**YOUR ASSIGNMENT**
Copy the entries word for word. Keep the pictures out.

== DATA SHOWN ==

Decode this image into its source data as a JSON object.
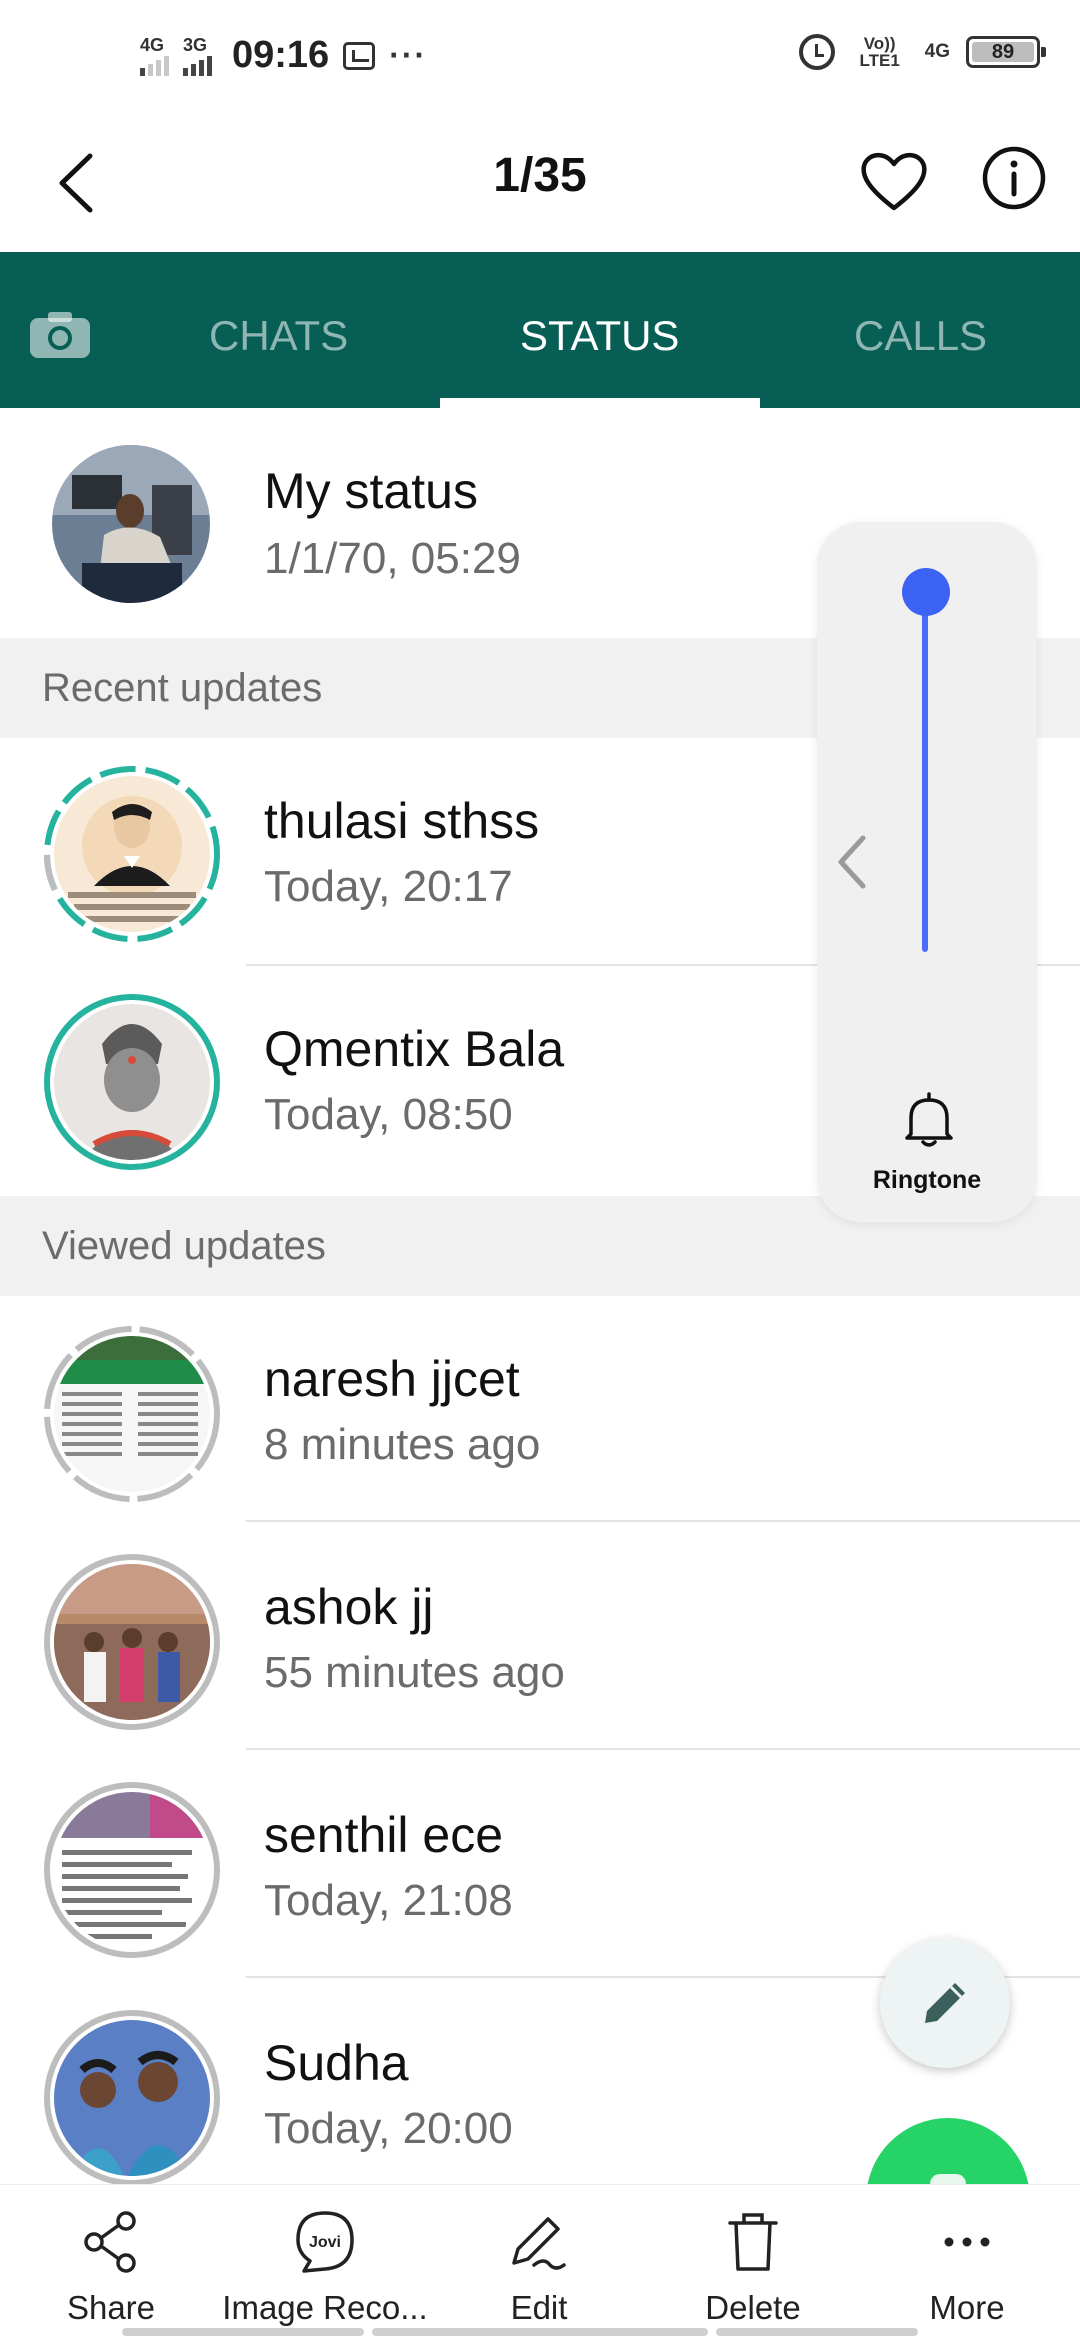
{
  "status_bar": {
    "network_1": "4G",
    "network_2": "3G",
    "time": "09:16",
    "more": "···",
    "volte": "Vo)) LTE1",
    "network_3": "4G",
    "battery": "89"
  },
  "viewer": {
    "counter": "1/35"
  },
  "whatsapp": {
    "tabs": [
      {
        "label": "CHATS",
        "active": false
      },
      {
        "label": "STATUS",
        "active": true
      },
      {
        "label": "CALLS",
        "active": false
      }
    ],
    "my_status": {
      "name": "My status",
      "time": "1/1/70, 05:29"
    },
    "recent_header": "Recent updates",
    "recent": [
      {
        "name": "thulasi sthss",
        "time": "Today, 20:17"
      },
      {
        "name": "Qmentix Bala",
        "time": "Today, 08:50"
      }
    ],
    "viewed_header": "Viewed updates",
    "viewed": [
      {
        "name": "naresh jjcet",
        "time": "8 minutes ago"
      },
      {
        "name": "ashok jj",
        "time": "55 minutes ago"
      },
      {
        "name": "senthil ece",
        "time": "Today, 21:08"
      },
      {
        "name": "Sudha",
        "time": "Today, 20:00"
      }
    ]
  },
  "volume_panel": {
    "label": "Ringtone",
    "level": 1.0
  },
  "actions": [
    {
      "label": "Share",
      "icon": "share-icon"
    },
    {
      "label": "Image Reco...",
      "icon": "jovi-icon"
    },
    {
      "label": "Edit",
      "icon": "edit-icon"
    },
    {
      "label": "Delete",
      "icon": "trash-icon"
    },
    {
      "label": "More",
      "icon": "more-icon"
    }
  ],
  "colors": {
    "header_green": "#075e54",
    "ring_teal": "#25b39e",
    "ring_viewed": "#bdbdbd",
    "volume_blue": "#3d63f5",
    "fab_green": "#25d366"
  }
}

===

**EXERCISE RESULT**
Decode this image into its source data as a JSON object.
{
  "status_bar": {
    "network_1": "4G",
    "network_2": "3G",
    "time": "09:16",
    "more": "···",
    "volte": "Vo)) LTE1",
    "network_3": "4G",
    "battery": "89"
  },
  "viewer": {
    "counter": "1/35"
  },
  "whatsapp": {
    "tabs": [
      {
        "label": "CHATS",
        "active": false
      },
      {
        "label": "STATUS",
        "active": true
      },
      {
        "label": "CALLS",
        "active": false
      }
    ],
    "my_status": {
      "name": "My status",
      "time": "1/1/70, 05:29"
    },
    "recent_header": "Recent updates",
    "recent": [
      {
        "name": "thulasi sthss",
        "time": "Today, 20:17"
      },
      {
        "name": "Qmentix Bala",
        "time": "Today, 08:50"
      }
    ],
    "viewed_header": "Viewed updates",
    "viewed": [
      {
        "name": "naresh jjcet",
        "time": "8 minutes ago"
      },
      {
        "name": "ashok jj",
        "time": "55 minutes ago"
      },
      {
        "name": "senthil ece",
        "time": "Today, 21:08"
      },
      {
        "name": "Sudha",
        "time": "Today, 20:00"
      }
    ]
  },
  "volume_panel": {
    "label": "Ringtone",
    "level": 1.0
  },
  "actions": [
    {
      "label": "Share",
      "icon": "share-icon"
    },
    {
      "label": "Image Reco...",
      "icon": "jovi-icon"
    },
    {
      "label": "Edit",
      "icon": "edit-icon"
    },
    {
      "label": "Delete",
      "icon": "trash-icon"
    },
    {
      "label": "More",
      "icon": "more-icon"
    }
  ],
  "colors": {
    "header_green": "#075e54",
    "ring_teal": "#25b39e",
    "ring_viewed": "#bdbdbd",
    "volume_blue": "#3d63f5",
    "fab_green": "#25d366"
  }
}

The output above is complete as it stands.